A strike by workers at a General Motors factory in Ingersoll, Ont., could begin to impact consumer choice and dealer stocks of the Chevrolet Equinox in the U.S., where it's one of the top-10 selling vehicles.
Production of the compact crossover at CAMI Assembly has been idled since Sept. 17, when workers walked off the job after bargainers for Canadian union Unifor and General Motors hit a roadblock in contract talks over job security.
Unifor Local 88 said in a blog post Thursday the two sides are still far apart. They have been engaged in daily talks but are taking a break over the Thanksgiving weekend. Talks will resume Oct. 10.
Stockpiles of the Equinox, GM's second best-selling nameplate in the U.S., are quickly drying up, despite the automaker's attempts to ramp up Equinox production at two plants in Mexico to supplement Canadian output.
U.S. inventory of the Equinox dropped to 43,453 vehicles, or a 41-day supply, at the beginning of October, according to the Automotive News Data Center.
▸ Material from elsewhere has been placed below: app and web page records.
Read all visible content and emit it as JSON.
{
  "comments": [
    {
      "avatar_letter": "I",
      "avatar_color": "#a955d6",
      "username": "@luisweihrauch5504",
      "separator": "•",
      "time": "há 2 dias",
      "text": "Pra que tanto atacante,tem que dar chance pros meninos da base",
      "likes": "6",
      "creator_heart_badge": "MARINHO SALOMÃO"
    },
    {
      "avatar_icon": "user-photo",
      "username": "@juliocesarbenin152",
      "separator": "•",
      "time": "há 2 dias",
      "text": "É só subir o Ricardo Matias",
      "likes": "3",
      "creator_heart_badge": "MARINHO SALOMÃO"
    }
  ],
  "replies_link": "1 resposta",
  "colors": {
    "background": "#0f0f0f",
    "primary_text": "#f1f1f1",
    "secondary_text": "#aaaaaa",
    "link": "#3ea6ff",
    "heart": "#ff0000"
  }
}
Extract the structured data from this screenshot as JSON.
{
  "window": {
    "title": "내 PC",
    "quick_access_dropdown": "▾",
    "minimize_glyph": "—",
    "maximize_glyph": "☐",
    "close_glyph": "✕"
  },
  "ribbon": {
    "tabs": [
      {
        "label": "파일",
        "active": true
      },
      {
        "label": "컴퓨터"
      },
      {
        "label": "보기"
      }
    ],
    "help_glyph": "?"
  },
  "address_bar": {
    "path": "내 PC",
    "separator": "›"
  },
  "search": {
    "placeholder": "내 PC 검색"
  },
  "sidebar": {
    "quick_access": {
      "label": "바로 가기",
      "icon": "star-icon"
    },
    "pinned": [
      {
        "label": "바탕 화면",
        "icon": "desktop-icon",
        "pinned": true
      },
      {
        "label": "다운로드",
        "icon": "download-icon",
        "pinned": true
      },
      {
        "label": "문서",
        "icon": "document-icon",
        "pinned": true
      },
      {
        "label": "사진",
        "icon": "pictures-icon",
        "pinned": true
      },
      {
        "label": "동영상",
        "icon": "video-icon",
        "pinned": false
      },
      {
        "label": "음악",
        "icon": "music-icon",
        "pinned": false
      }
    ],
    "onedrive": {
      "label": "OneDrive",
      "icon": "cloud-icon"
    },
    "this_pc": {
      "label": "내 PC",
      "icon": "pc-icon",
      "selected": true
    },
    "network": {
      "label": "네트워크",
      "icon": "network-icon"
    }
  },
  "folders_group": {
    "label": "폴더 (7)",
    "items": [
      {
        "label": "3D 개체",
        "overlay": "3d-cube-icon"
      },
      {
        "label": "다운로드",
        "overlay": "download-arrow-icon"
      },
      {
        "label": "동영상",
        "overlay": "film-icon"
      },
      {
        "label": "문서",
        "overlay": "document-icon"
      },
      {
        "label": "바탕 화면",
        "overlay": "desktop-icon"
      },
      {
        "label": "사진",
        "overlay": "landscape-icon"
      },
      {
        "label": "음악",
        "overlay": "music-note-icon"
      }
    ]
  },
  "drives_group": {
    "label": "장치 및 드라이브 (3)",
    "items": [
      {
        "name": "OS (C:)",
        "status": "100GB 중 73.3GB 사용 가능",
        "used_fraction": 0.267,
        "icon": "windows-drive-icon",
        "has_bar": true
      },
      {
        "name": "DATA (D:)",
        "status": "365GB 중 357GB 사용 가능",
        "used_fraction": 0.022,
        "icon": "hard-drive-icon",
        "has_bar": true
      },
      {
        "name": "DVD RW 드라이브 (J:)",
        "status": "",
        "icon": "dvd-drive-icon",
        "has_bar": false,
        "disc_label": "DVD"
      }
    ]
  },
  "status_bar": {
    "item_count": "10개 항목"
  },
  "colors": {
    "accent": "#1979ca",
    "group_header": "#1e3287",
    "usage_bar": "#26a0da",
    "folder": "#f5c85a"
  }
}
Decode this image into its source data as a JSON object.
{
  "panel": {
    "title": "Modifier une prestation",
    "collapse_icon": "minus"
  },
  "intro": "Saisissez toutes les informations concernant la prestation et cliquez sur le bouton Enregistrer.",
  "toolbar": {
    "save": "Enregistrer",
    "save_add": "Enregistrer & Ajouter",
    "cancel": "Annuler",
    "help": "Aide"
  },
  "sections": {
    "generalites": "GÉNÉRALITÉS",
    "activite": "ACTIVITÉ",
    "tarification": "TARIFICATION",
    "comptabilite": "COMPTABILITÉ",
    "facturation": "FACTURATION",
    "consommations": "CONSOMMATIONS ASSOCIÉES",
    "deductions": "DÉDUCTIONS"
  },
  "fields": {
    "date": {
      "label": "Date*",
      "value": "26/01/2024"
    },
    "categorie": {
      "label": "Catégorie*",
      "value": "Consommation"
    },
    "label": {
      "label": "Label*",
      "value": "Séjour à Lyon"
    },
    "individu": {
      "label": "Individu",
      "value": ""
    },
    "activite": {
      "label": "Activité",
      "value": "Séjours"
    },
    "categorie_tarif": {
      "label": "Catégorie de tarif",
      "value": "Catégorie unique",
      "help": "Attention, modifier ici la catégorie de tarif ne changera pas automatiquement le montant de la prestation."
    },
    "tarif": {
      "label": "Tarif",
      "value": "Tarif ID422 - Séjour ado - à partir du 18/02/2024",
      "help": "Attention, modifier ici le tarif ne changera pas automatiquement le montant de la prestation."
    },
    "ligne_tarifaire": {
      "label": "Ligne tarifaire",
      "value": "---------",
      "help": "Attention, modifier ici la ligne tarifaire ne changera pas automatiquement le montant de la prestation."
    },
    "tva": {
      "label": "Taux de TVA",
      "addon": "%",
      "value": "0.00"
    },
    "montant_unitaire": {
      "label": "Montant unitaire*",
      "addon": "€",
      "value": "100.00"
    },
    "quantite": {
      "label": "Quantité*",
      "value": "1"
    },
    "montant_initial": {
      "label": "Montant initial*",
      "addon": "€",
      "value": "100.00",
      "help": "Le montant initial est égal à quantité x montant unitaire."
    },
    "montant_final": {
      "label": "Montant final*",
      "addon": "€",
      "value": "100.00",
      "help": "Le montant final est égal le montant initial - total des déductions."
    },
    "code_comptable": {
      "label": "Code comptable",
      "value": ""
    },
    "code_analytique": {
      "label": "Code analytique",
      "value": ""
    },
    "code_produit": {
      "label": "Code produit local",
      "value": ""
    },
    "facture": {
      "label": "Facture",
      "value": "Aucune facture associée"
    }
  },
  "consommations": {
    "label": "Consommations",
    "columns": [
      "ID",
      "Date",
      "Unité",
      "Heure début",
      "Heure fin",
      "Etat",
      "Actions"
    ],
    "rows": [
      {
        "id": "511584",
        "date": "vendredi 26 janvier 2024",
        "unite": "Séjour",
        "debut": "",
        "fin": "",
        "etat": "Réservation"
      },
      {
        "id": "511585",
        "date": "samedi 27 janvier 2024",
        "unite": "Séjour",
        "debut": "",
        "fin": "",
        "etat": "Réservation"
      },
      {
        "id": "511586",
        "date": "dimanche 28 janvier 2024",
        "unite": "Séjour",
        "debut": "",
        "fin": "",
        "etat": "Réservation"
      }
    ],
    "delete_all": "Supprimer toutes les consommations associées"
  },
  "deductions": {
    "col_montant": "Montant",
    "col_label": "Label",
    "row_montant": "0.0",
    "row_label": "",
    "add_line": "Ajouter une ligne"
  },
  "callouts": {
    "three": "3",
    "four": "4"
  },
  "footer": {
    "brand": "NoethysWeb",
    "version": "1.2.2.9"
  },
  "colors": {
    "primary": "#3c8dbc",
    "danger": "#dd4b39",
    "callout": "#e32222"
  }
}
Inventory stood at an all-time high of 74,400 units, or a 66-day supply, in June. The number of days of supply in Canada aren't available.
"That's going to be hard on Equinox to compete on such a limited quantity in such a hot segment," said Jessica Caldwell, senior analyst and director of pricing and industry analysis for Edmunds.com. "We would expect sales to pick up in the last quarter of the year."
In 2016, U.S. sales during the last three months of the year accounted for 28 per cent of domestic Equinox volume during the year. Monthly inventory of the vehicle averaged 42,550 units in 2016, with a low of 33,700 in July -- the lowest level since 30,900 vehicles in August 2012.
GM has downplayed the significant drop in Equinox inventory levels since the strike began two and a half weeks ago.
"We believe we have sufficient inventory and production to meet demand while negotiations continue and we continue to work closely with dealers to ensure customers continue to be well served," GM said in a statement to Automotive News.
U.S. sales of the Equinox surged 80 per cent last month to 27,512 and deliveries total 212,735 through September, up 22 per cent.
Meanwhile, Canadian Equinox sales rose 27 per cent to 2,079 in September. Through the first nine months of 2017, Canadian sales are up 38.5 per cent over last year.
The vast majority of vehicles produced at CAMI are shipped to the United States.
A handful of U.S. Chevrolet dealers last week told Automotive News that their Equinox inventories hadn't been directly impacted by the strike, however it was only a matter of time until they would be if the walkout continued.
"We're always worried, especially on a new hot model," said Rick Cantalini, owner of Vandergriff Chevrolet in Arlington, Texas, and a member of the Chevrolet National Dealer Council. "The vehicle is selling very well. We really wanted to build inventory, not deplete it."
GM and Unifor remain far apart in settling the strike. Union leaders fear GM could shift Canadian Equinox output and jobs to Mexico, as the automaker did this year when it sent GMC Terrain crossover production from CAMI to a Mexican plant. They want CAMI to be named as the lead North American producer for the popular crossover.
GM is producing the Equinox at its San Luis Potosi and Ramos Arizpe plants in Mexico. However, production is not at the volume of CAMI.
The company has declined to release production capacity or any change in plans for those factories as a result of the strike in Canada.
"We don't know the ramp-up at the other production facilities in Mexico," Caldwell said. "That's the X factor."
The Mexican plants combined to build 40,017 Equinox models through August since production began in April. CAMI had produced an estimated 132,388 Equinoxes through August, according to the Automotive News Data Center.